:: How to complete this task ::
Each record must appear in your answer exactly as it does below.

Available records Block Start

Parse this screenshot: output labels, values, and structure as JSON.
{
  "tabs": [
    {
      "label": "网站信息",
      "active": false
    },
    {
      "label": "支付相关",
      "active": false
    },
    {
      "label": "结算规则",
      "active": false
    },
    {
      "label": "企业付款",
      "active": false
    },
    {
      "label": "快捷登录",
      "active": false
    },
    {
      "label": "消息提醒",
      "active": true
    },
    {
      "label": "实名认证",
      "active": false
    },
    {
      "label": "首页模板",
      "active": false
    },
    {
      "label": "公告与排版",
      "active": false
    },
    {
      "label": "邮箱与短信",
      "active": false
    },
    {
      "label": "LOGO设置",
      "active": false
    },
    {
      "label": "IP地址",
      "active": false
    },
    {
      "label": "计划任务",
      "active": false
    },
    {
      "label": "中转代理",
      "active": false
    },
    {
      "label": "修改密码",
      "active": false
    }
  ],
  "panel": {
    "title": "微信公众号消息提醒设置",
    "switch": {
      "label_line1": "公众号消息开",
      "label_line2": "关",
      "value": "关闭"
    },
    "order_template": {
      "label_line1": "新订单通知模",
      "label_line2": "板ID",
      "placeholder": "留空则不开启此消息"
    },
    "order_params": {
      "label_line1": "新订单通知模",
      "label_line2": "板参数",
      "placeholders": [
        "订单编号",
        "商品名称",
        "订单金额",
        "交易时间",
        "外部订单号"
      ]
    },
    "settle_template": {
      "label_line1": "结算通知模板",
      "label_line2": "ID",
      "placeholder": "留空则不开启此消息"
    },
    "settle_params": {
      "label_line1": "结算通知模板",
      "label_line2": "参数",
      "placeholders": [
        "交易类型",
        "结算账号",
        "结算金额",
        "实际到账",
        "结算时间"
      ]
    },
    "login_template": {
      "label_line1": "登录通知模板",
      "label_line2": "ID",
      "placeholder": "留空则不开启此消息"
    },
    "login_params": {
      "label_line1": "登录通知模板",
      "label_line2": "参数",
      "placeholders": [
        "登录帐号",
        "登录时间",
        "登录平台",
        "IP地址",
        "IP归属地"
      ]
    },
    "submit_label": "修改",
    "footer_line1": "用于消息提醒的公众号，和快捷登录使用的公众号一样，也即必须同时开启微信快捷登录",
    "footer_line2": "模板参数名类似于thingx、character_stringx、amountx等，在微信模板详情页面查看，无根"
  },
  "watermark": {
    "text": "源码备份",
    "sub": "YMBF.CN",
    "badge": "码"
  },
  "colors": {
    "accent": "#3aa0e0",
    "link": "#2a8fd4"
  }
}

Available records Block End

:: Answer to this exercise ::
Parse this screenshot: output labels, values, and structure as JSON.
{
  "tabs": [
    {
      "label": "网站信息",
      "active": false
    },
    {
      "label": "支付相关",
      "active": false
    },
    {
      "label": "结算规则",
      "active": false
    },
    {
      "label": "企业付款",
      "active": false
    },
    {
      "label": "快捷登录",
      "active": false
    },
    {
      "label": "消息提醒",
      "active": true
    },
    {
      "label": "实名认证",
      "active": false
    },
    {
      "label": "首页模板",
      "active": false
    },
    {
      "label": "公告与排版",
      "active": false
    },
    {
      "label": "邮箱与短信",
      "active": false
    },
    {
      "label": "LOGO设置",
      "active": false
    },
    {
      "label": "IP地址",
      "active": false
    },
    {
      "label": "计划任务",
      "active": false
    },
    {
      "label": "中转代理",
      "active": false
    },
    {
      "label": "修改密码",
      "active": false
    }
  ],
  "panel": {
    "title": "微信公众号消息提醒设置",
    "switch": {
      "label_line1": "公众号消息开",
      "label_line2": "关",
      "value": "关闭"
    },
    "order_template": {
      "label_line1": "新订单通知模",
      "label_line2": "板ID",
      "placeholder": "留空则不开启此消息"
    },
    "order_params": {
      "label_line1": "新订单通知模",
      "label_line2": "板参数",
      "placeholders": [
        "订单编号",
        "商品名称",
        "订单金额",
        "交易时间",
        "外部订单号"
      ]
    },
    "settle_template": {
      "label_line1": "结算通知模板",
      "label_line2": "ID",
      "placeholder": "留空则不开启此消息"
    },
    "settle_params": {
      "label_line1": "结算通知模板",
      "label_line2": "参数",
      "placeholders": [
        "交易类型",
        "结算账号",
        "结算金额",
        "实际到账",
        "结算时间"
      ]
    },
    "login_template": {
      "label_line1": "登录通知模板",
      "label_line2": "ID",
      "placeholder": "留空则不开启此消息"
    },
    "login_params": {
      "label_line1": "登录通知模板",
      "label_line2": "参数",
      "placeholders": [
        "登录帐号",
        "登录时间",
        "登录平台",
        "IP地址",
        "IP归属地"
      ]
    },
    "submit_label": "修改",
    "footer_line1": "用于消息提醒的公众号，和快捷登录使用的公众号一样，也即必须同时开启微信快捷登录",
    "footer_line2": "模板参数名类似于thingx、character_stringx、amountx等，在微信模板详情页面查看，无根"
  },
  "watermark": {
    "text": "源码备份",
    "sub": "YMBF.CN",
    "badge": "码"
  },
  "colors": {
    "accent": "#3aa0e0",
    "link": "#2a8fd4"
  }
}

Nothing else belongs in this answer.